Welcome to another two weekly review of energy and environmental events and developments from both here in New Zealand and around the world. As always we hope you find our collection of stories to be of interest in what continues to be a rapidly evolving area.
In our first couple of articles we examine how people are becoming concerned about the growth in GM based foods with ‘Millions march against GM crops’ (well mainly against Monsanto). Protesters are seeking more informative food packaging, so better purchasing decisions can be made. Monsanto, as the world’s leading GM seed producer doesn’t seem too keen on this idea, with sales of non-GM labelled food, growing at between 15% and 30%, it’s not hard to see why.
Not only is there a growing awareness about GM, sometimes it can appear where it shouldn’t be growing – like in a wheatfield in Oregon. The GM crop even though it wasn’t intentionally planted, was subsequently found to be an older and unapproved Monsanto strain. Monsanto sure makes some bad ass strains of GM – nice going Monsanto!
We also examine the benefits of life cycle assessments and reducing emission outputs. When a company performs a lifecycle assessment, areas that emit the highest amount of carbon are identified; thus allowing a company to focus and improve or manage these better. This provides better transparency in the sustainability of their product, which may in turn influence customer decisions, but also reveals the steps that are in between (suppliers, government controls etc) to the final product and purchase.
For an example of how a lifecycle assessment could be beneficial, we look at the manufacture of shoes. Often manufacturing can account for two-thirds of greenhouse emissions. On average a pair of Asics shoes generates 13.6 kgs of carbon emissions. With around 360 different stages involved in the manufacture and assembly of a pair of shoes, companies are looking at ways the number of stages might be reduced – but first of all, these stages need to be understood and where the lifecycle assessment comes in.

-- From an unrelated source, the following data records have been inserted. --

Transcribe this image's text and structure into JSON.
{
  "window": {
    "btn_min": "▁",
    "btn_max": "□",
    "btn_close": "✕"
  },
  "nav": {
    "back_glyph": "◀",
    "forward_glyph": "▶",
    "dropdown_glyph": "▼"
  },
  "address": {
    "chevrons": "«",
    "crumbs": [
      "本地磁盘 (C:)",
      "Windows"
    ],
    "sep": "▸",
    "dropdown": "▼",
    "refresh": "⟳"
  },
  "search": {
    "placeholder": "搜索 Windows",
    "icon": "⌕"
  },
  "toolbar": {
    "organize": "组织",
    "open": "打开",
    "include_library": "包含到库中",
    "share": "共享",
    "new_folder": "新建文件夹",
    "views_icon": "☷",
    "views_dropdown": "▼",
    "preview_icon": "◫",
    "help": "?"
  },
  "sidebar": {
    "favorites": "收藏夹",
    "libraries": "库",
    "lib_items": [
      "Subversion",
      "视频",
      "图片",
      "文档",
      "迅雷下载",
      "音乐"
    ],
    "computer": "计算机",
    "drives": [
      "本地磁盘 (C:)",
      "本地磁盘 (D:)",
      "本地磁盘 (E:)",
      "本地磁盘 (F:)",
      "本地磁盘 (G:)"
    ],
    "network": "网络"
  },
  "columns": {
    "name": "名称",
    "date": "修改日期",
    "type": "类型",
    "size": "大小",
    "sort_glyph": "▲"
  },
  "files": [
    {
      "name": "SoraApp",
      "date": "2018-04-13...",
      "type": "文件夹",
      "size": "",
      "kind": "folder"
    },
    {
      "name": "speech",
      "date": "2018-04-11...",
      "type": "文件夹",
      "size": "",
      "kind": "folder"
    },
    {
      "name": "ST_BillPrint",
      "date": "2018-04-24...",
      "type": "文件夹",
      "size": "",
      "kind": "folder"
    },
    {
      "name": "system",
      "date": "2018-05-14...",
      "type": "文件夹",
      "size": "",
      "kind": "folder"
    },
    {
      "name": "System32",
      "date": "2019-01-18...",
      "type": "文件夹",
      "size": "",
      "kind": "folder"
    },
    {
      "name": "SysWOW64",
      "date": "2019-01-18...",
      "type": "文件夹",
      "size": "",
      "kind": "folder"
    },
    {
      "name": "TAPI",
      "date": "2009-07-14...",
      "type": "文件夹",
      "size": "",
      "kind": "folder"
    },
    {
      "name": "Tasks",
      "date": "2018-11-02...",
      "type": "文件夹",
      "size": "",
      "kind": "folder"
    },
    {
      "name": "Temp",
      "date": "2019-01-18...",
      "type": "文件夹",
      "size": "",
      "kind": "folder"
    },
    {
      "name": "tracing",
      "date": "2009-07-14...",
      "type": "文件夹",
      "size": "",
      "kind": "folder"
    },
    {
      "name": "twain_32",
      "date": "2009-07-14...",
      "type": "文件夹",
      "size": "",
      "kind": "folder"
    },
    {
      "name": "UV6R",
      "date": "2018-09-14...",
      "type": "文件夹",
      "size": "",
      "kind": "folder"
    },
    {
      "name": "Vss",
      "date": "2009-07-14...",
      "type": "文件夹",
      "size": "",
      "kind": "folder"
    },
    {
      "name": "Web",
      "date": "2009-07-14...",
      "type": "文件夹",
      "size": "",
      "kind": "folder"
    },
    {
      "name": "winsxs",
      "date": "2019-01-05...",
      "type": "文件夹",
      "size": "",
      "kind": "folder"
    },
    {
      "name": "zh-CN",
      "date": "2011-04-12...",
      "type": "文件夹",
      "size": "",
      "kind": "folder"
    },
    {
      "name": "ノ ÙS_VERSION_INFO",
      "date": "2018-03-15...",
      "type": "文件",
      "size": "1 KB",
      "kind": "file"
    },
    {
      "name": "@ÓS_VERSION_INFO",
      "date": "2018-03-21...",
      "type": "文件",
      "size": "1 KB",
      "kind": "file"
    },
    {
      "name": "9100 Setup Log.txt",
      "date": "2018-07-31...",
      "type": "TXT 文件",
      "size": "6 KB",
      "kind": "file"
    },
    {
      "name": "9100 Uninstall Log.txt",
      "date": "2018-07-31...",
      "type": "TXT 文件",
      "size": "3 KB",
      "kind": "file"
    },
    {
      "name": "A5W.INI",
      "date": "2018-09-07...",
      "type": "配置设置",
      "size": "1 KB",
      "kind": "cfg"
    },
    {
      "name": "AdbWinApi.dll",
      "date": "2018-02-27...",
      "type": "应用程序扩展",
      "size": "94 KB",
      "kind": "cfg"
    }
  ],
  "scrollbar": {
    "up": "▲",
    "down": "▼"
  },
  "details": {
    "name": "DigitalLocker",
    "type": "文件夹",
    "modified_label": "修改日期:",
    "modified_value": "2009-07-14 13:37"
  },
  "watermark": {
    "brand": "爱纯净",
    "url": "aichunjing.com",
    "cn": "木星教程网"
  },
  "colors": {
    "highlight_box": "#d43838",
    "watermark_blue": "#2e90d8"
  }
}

After the lifecycle assessment is completed, the next step is to reduce emissions. Often intricate processes are put in place to reduce carbon emissions by taking away human contact, but sometimes human interaction can be beneficial. For example, a simple system of placing small inconspicuous coloured dots on energy consuming equipment reminds people when they can be turned off, or just to turn off lights when not required (red dots for lights). Members of Staff therefore can become stakeholders in their company’s own sustainability programme through simple and effective processes.
Life cycle assessments can also apply to nature. For example, we examine how the Sumatran rainforest is rapidly disappearing due to industrial landscaping. Companies who have undertaken lifecycle assessment, such as Adidas, Hasbro and Nestle are now insisting suppliers who previously used products from the Sumatran rainforest to source their products from elsewhere.
Our next articles focusses on sustainability reporting. Our first story discusses three key guideposts that should be considered when creating a sustainability report. Before a company embarks on sustainability reporting, they should first consider materiality. This is a process by which a company determines which topics are to be addressed in a corporate social responsibility, or sustainability report.
But then why should a company even consider sustainability reporting in the first place? Well, according to a recently released report out of North America, the majority of companies that have them implemented, say that it leads to higher cash flows and assists enhance the firm’s reputation. Transparency, competitive advantage, risk management and stakeholder pressure were all seen as motivation for reporting, whilst availability of data, accuracy or completeness of data and internal buy-in were seen as challenges.
As one of the fastest changing renewable generation technologies, we examine how the photovoltaic industry, with economics of scale, subsidies and advances in technology all contributing to the global photovoltaic industry, is predicted to nearly double in market size, to $155 billion in 2018. US, China, Japan and India are all expected to join the likes of Germany in growing their installed PV generation capacity.
Our next article considers the warning from the United Nations that businesses must manage the risk of economic losses due to natural disasters. The UN third edition of its Global Assessment Report, reports that small and medium enterprises are particularly at risk. In a 2013 survey, of the 1,300 small and medium businesses involved, only 14.2% of companies with less than 100 employees had any form of business continuity plan. The report reviewed the national database of 40 countries arguing that stronger disaster risk management reduced uncertainty and strengthened confidence. As an example of significant natural disaster loss, Toyota lost $1.2 billion in 2011 due to the Japan earthquake and tsunami.
As another example of a natural disaster, albeit slower moving, we look at changes to the world’s climate and in this instance – glacial retreat. Since 2004, glacial retreat has accelerated and now in some places receding 3-4m per year, exposing land not seen since AD1550 to AD 1850. This has led to researchers uncovering plants that have been frozen a century ago. Furthermore, these 400 year-old plants are sprouting, with many of these species being new to science. One can only speculate what will be uncovered in the future… an iPlant?
We finish this Snippets looking at a couple of innovative buildings. First up is an algae powered building using panels filled with algae to provide fuel as well as shade the building. If the idea of being in a literally ‘green’ building doesn’t appeal, how about a hairy one? A Swedish firm has designed a building covered in ‘hair’ to collect wind energy. All examples of where engineering boundaries are constantly being pushed and what we through was impossible or science fiction, being successfully engineered today.